Incoterms explained: Carriage Paid To (CPT)
When goods are bought or sold "carriage paid" (CPT), this means that the seller delivers the goods to a destination agreed in advance between the seller and the buyer. It can also mean delivery to the buyer's preferred carrier.
Risks and costs for the seller
The seller is responsible for arranging and paying for transport to the buyer's appointed carrier, and for obtaining all necessary export documentation. Once the goods have arrived at the first carrier, the risk is transferred to the buyer. This may be the sea or air freight carrier, or a carrier using another mode of transport, such as a barge, train or truck.
Risks and costs for the buyer
The buyer is responsible for unloading the cargo and loading it onto the carrier's truck. The buyer is also responsible for organizing and paying for import documentation. The seller is obliged to provide any documents or information required for successful import, at the buyer's expense. Import duties and taxes must also be paid by the buyer.
Potential problems for the buyer
As risk is transferred to the buyer as soon as the shipment is handed over to the first carrier, the buyer is responsible for any loss or damage to the shipment.
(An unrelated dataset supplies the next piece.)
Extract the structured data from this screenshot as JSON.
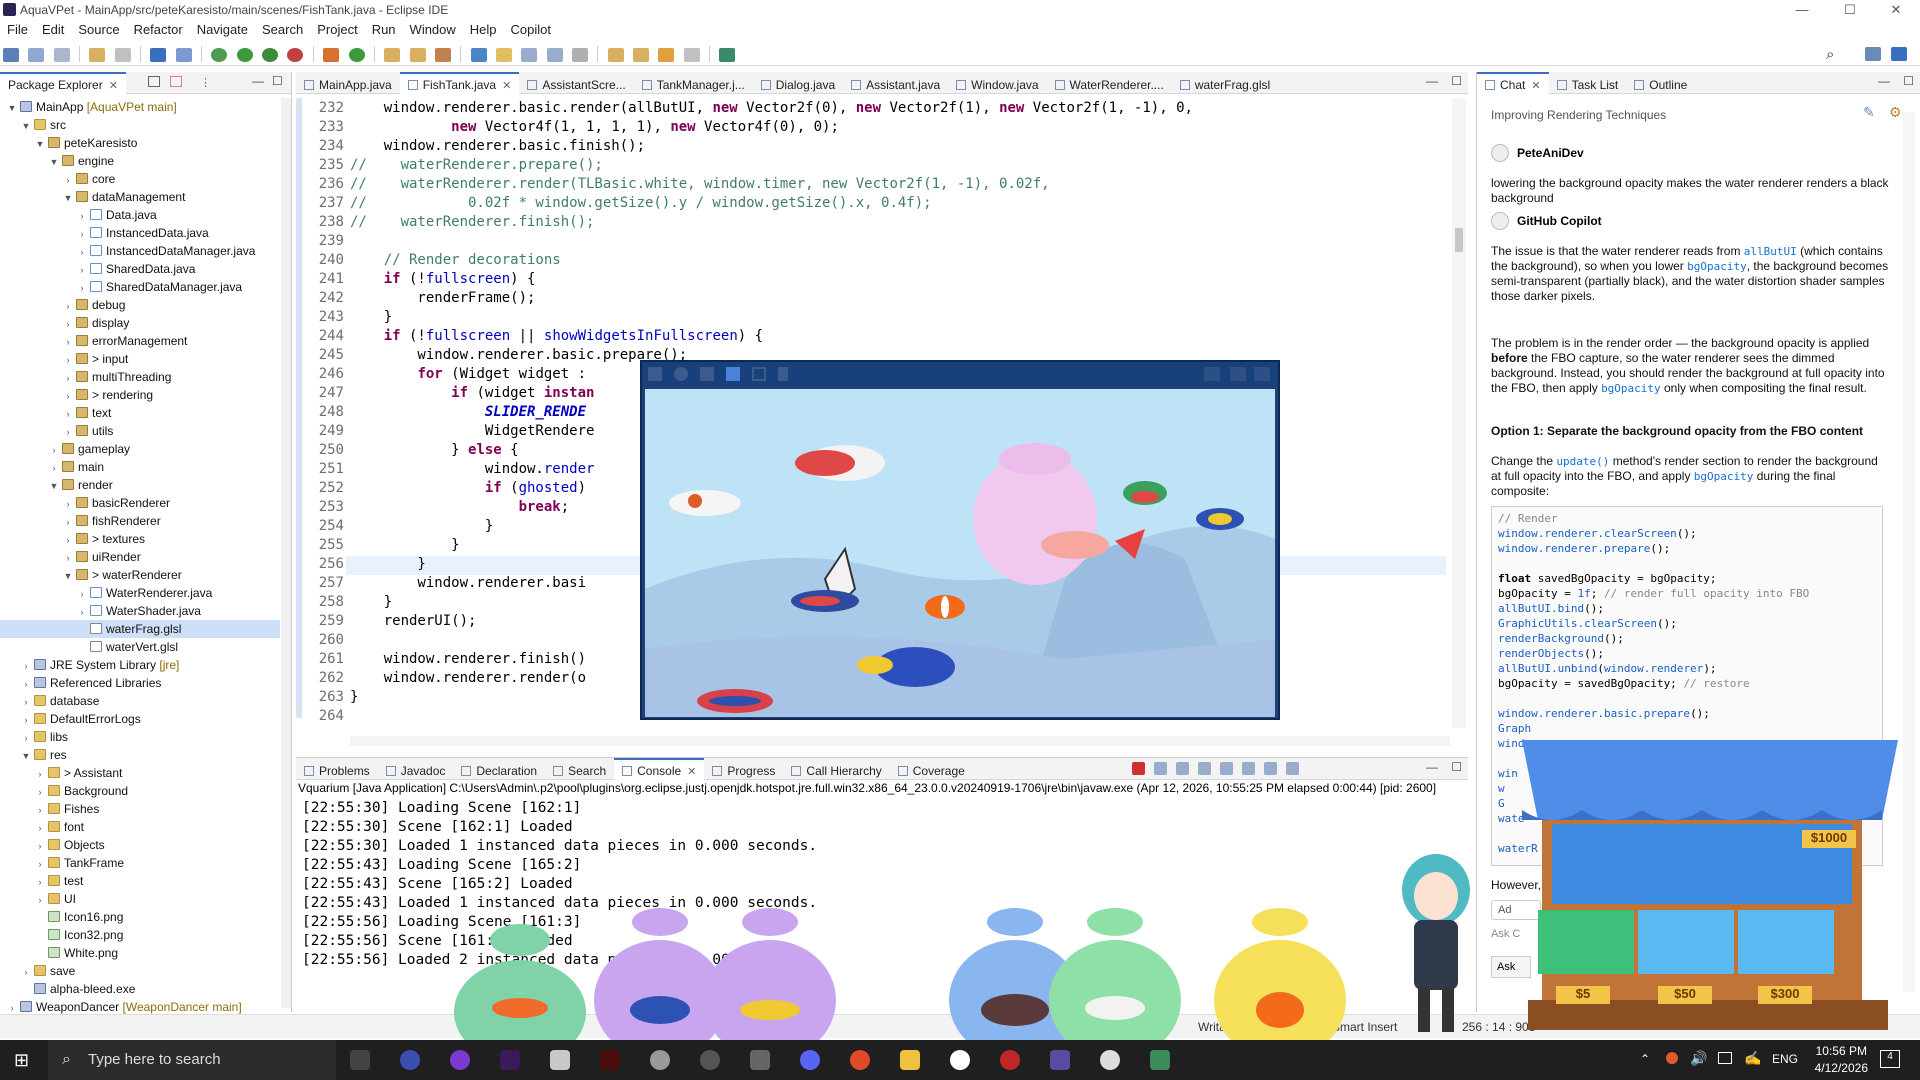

The buyer is responsible for taking out insurance if he so wishes. As the seller organizes the transport and loading of the shipment at the port, he may inflate the costs and charge them to the buyer.
Use of Paid Transport
CPT applies to multimodal shipments and works well for shipments backed by a letter of credit. Please note that responsibility for the shipment is transferred to the buyer once the goods have been handed over to the first carrier. This Incoterm is therefore unusual, as the risk is borne by the party who may not have chosen the carrier.
If you'd like to know more about INCOTERMS and what they are, check out my previous article entitled "Incoterms: What are they?"